▸ **Work request**:
Set down all of the lines below exactly as they are given.

(Data extracts begins)

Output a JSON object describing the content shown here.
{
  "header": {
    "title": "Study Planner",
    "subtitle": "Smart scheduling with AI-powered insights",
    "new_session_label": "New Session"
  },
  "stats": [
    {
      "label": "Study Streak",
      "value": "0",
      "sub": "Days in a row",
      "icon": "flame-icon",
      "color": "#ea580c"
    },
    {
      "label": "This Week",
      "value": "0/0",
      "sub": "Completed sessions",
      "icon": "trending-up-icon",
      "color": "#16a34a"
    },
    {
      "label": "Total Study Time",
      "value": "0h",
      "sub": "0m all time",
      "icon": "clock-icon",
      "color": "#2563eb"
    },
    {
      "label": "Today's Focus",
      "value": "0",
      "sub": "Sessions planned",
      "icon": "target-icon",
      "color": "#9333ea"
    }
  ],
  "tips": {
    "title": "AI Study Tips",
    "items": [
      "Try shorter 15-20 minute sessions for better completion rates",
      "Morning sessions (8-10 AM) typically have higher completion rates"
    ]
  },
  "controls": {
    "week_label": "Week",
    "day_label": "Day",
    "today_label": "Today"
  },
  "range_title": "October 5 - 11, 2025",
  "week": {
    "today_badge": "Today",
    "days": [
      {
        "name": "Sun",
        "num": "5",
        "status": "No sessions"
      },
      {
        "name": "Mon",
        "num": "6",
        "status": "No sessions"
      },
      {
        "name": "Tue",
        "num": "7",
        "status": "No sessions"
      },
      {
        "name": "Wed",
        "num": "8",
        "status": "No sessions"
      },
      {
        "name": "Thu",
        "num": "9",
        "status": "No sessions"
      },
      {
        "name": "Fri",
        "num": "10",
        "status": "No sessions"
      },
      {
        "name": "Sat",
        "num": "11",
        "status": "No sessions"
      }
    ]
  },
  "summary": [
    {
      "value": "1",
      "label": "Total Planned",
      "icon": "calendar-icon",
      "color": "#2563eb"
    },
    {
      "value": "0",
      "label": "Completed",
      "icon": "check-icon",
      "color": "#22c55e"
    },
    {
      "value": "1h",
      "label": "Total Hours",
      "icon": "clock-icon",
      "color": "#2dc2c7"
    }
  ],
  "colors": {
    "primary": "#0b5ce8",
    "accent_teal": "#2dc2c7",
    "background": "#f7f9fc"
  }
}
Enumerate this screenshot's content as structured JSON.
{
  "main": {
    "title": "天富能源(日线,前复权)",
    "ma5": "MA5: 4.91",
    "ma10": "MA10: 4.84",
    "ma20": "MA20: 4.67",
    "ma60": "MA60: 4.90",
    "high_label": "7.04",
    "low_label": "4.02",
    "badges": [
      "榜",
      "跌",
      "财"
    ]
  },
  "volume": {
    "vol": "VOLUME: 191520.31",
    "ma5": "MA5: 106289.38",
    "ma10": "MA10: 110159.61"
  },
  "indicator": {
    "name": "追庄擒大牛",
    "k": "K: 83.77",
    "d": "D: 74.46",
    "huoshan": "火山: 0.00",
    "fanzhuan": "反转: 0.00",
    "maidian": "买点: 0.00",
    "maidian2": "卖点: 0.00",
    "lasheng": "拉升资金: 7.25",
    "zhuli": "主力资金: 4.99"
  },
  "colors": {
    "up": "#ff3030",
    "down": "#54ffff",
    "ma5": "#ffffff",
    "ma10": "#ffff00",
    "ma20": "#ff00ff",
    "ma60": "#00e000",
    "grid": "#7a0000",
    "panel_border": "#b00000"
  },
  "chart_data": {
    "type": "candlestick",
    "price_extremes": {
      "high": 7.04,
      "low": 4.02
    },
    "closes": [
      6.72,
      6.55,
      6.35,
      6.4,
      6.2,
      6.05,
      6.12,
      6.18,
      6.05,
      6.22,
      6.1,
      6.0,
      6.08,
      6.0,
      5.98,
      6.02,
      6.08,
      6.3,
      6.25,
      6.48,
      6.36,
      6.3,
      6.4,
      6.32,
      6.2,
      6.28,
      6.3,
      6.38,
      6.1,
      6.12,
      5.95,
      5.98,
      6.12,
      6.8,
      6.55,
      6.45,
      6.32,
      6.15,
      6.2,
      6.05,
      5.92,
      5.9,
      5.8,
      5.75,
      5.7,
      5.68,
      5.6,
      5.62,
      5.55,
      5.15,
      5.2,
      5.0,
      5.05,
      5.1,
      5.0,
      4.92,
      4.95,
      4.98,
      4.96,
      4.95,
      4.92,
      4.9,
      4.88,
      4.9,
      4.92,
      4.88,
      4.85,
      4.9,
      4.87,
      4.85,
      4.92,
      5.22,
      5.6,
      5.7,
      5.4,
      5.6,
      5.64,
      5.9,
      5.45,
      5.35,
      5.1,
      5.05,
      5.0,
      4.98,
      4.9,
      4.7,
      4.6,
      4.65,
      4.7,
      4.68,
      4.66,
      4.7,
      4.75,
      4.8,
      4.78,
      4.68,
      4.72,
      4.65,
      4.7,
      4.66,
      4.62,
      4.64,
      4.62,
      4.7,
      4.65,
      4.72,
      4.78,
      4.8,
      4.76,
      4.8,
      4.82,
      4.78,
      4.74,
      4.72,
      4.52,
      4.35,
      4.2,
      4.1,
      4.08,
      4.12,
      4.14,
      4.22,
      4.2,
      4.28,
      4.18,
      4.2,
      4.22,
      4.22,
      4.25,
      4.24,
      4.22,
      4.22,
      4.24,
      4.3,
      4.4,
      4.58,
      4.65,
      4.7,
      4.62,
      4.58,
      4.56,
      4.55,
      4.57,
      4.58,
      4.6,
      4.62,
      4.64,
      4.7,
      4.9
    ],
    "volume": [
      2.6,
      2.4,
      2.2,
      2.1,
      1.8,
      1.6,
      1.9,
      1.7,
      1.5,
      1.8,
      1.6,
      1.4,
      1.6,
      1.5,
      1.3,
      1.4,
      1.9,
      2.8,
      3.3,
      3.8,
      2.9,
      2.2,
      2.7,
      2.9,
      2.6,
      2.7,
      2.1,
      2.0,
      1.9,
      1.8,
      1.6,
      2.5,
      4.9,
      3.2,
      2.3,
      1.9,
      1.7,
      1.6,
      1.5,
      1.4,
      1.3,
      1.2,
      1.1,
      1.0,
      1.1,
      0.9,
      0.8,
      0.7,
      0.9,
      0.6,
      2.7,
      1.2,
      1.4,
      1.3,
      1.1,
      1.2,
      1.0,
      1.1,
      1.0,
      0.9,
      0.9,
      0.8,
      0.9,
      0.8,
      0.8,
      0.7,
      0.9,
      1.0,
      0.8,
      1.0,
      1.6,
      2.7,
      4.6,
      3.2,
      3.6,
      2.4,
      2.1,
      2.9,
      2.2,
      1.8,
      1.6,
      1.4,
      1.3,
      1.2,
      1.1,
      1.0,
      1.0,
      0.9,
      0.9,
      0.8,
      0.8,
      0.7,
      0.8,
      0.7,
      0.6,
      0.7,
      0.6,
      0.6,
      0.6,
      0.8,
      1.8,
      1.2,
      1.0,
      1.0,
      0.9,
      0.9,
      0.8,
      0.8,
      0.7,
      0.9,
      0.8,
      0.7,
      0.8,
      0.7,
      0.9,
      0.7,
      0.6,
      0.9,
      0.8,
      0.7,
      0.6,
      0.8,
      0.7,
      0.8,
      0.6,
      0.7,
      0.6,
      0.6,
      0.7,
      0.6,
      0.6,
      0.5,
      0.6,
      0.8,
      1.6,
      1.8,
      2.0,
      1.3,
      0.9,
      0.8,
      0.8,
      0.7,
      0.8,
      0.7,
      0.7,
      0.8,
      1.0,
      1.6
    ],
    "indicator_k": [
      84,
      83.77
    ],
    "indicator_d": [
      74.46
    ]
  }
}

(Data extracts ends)

▸ **Task output**:
Output a JSON object describing the content shown here.
{
  "header": {
    "title": "Study Planner",
    "subtitle": "Smart scheduling with AI-powered insights",
    "new_session_label": "New Session"
  },
  "stats": [
    {
      "label": "Study Streak",
      "value": "0",
      "sub": "Days in a row",
      "icon": "flame-icon",
      "color": "#ea580c"
    },
    {
      "label": "This Week",
      "value": "0/0",
      "sub": "Completed sessions",
      "icon": "trending-up-icon",
      "color": "#16a34a"
    },
    {
      "label": "Total Study Time",
      "value": "0h",
      "sub": "0m all time",
      "icon": "clock-icon",
      "color": "#2563eb"
    },
    {
      "label": "Today's Focus",
      "value": "0",
      "sub": "Sessions planned",
      "icon": "target-icon",
      "color": "#9333ea"
    }
  ],
  "tips": {
    "title": "AI Study Tips",
    "items": [
      "Try shorter 15-20 minute sessions for better completion rates",
      "Morning sessions (8-10 AM) typically have higher completion rates"
    ]
  },
  "controls": {
    "week_label": "Week",
    "day_label": "Day",
    "today_label": "Today"
  },
  "range_title": "October 5 - 11, 2025",
  "week": {
    "today_badge": "Today",
    "days": [
      {
        "name": "Sun",
        "num": "5",
        "status": "No sessions"
      },
      {
        "name": "Mon",
        "num": "6",
        "status": "No sessions"
      },
      {
        "name": "Tue",
        "num": "7",
        "status": "No sessions"
      },
      {
        "name": "Wed",
        "num": "8",
        "status": "No sessions"
      },
      {
        "name": "Thu",
        "num": "9",
        "status": "No sessions"
      },
      {
        "name": "Fri",
        "num": "10",
        "status": "No sessions"
      },
      {
        "name": "Sat",
        "num": "11",
        "status": "No sessions"
      }
    ]
  },
  "summary": [
    {
      "value": "1",
      "label": "Total Planned",
      "icon": "calendar-icon",
      "color": "#2563eb"
    },
    {
      "value": "0",
      "label": "Completed",
      "icon": "check-icon",
      "color": "#22c55e"
    },
    {
      "value": "1h",
      "label": "Total Hours",
      "icon": "clock-icon",
      "color": "#2dc2c7"
    }
  ],
  "colors": {
    "primary": "#0b5ce8",
    "accent_teal": "#2dc2c7",
    "background": "#f7f9fc"
  }
}
Enumerate this screenshot's content as structured JSON.
{
  "main": {
    "title": "天富能源(日线,前复权)",
    "ma5": "MA5: 4.91",
    "ma10": "MA10: 4.84",
    "ma20": "MA20: 4.67",
    "ma60": "MA60: 4.90",
    "high_label": "7.04",
    "low_label": "4.02",
    "badges": [
      "榜",
      "跌",
      "财"
    ]
  },
  "volume": {
    "vol": "VOLUME: 191520.31",
    "ma5": "MA5: 106289.38",
    "ma10": "MA10: 110159.61"
  },
  "indicator": {
    "name": "追庄擒大牛",
    "k": "K: 83.77",
    "d": "D: 74.46",
    "huoshan": "火山: 0.00",
    "fanzhuan": "反转: 0.00",
    "maidian": "买点: 0.00",
    "maidian2": "卖点: 0.00",
    "lasheng": "拉升资金: 7.25",
    "zhuli": "主力资金: 4.99"
  },
  "colors": {
    "up": "#ff3030",
    "down": "#54ffff",
    "ma5": "#ffffff",
    "ma10": "#ffff00",
    "ma20": "#ff00ff",
    "ma60": "#00e000",
    "grid": "#7a0000",
    "panel_border": "#b00000"
  },
  "chart_data": {
    "type": "candlestick",
    "price_extremes": {
      "high": 7.04,
      "low": 4.02
    },
    "closes": [
      6.72,
      6.55,
      6.35,
      6.4,
      6.2,
      6.05,
      6.12,
      6.18,
      6.05,
      6.22,
      6.1,
      6.0,
      6.08,
      6.0,
      5.98,
      6.02,
      6.08,
      6.3,
      6.25,
      6.48,
      6.36,
      6.3,
      6.4,
      6.32,
      6.2,
      6.28,
      6.3,
      6.38,
      6.1,
      6.12,
      5.95,
      5.98,
      6.12,
      6.8,
      6.55,
      6.45,
      6.32,
      6.15,
      6.2,
      6.05,
      5.92,
      5.9,
      5.8,
      5.75,
      5.7,
      5.68,
      5.6,
      5.62,
      5.55,
      5.15,
      5.2,
      5.0,
      5.05,
      5.1,
      5.0,
      4.92,
      4.95,
      4.98,
      4.96,
      4.95,
      4.92,
      4.9,
      4.88,
      4.9,
      4.92,
      4.88,
      4.85,
      4.9,
      4.87,
      4.85,
      4.92,
      5.22,
      5.6,
      5.7,
      5.4,
      5.6,
      5.64,
      5.9,
      5.45,
      5.35,
      5.1,
      5.05,
      5.0,
      4.98,
      4.9,
      4.7,
      4.6,
      4.65,
      4.7,
      4.68,
      4.66,
      4.7,
      4.75,
      4.8,
      4.78,
      4.68,
      4.72,
      4.65,
      4.7,
      4.66,
      4.62,
      4.64,
      4.62,
      4.7,
      4.65,
      4.72,
      4.78,
      4.8,
      4.76,
      4.8,
      4.82,
      4.78,
      4.74,
      4.72,
      4.52,
      4.35,
      4.2,
      4.1,
      4.08,
      4.12,
      4.14,
      4.22,
      4.2,
      4.28,
      4.18,
      4.2,
      4.22,
      4.22,
      4.25,
      4.24,
      4.22,
      4.22,
      4.24,
      4.3,
      4.4,
      4.58,
      4.65,
      4.7,
      4.62,
      4.58,
      4.56,
      4.55,
      4.57,
      4.58,
      4.6,
      4.62,
      4.64,
      4.7,
      4.9
    ],
    "volume": [
      2.6,
      2.4,
      2.2,
      2.1,
      1.8,
      1.6,
      1.9,
      1.7,
      1.5,
      1.8,
      1.6,
      1.4,
      1.6,
      1.5,
      1.3,
      1.4,
      1.9,
      2.8,
      3.3,
      3.8,
      2.9,
      2.2,
      2.7,
      2.9,
      2.6,
      2.7,
      2.1,
      2.0,
      1.9,
      1.8,
      1.6,
      2.5,
      4.9,
      3.2,
      2.3,
      1.9,
      1.7,
      1.6,
      1.5,
      1.4,
      1.3,
      1.2,
      1.1,
      1.0,
      1.1,
      0.9,
      0.8,
      0.7,
      0.9,
      0.6,
      2.7,
      1.2,
      1.4,
      1.3,
      1.1,
      1.2,
      1.0,
      1.1,
      1.0,
      0.9,
      0.9,
      0.8,
      0.9,
      0.8,
      0.8,
      0.7,
      0.9,
      1.0,
      0.8,
      1.0,
      1.6,
      2.7,
      4.6,
      3.2,
      3.6,
      2.4,
      2.1,
      2.9,
      2.2,
      1.8,
      1.6,
      1.4,
      1.3,
      1.2,
      1.1,
      1.0,
      1.0,
      0.9,
      0.9,
      0.8,
      0.8,
      0.7,
      0.8,
      0.7,
      0.6,
      0.7,
      0.6,
      0.6,
      0.6,
      0.8,
      1.8,
      1.2,
      1.0,
      1.0,
      0.9,
      0.9,
      0.8,
      0.8,
      0.7,
      0.9,
      0.8,
      0.7,
      0.8,
      0.7,
      0.9,
      0.7,
      0.6,
      0.9,
      0.8,
      0.7,
      0.6,
      0.8,
      0.7,
      0.8,
      0.6,
      0.7,
      0.6,
      0.6,
      0.7,
      0.6,
      0.6,
      0.5,
      0.6,
      0.8,
      1.6,
      1.8,
      2.0,
      1.3,
      0.9,
      0.8,
      0.8,
      0.7,
      0.8,
      0.7,
      0.7,
      0.8,
      1.0,
      1.6
    ],
    "indicator_k": [
      84,
      83.77
    ],
    "indicator_d": [
      74.46
    ]
  }
}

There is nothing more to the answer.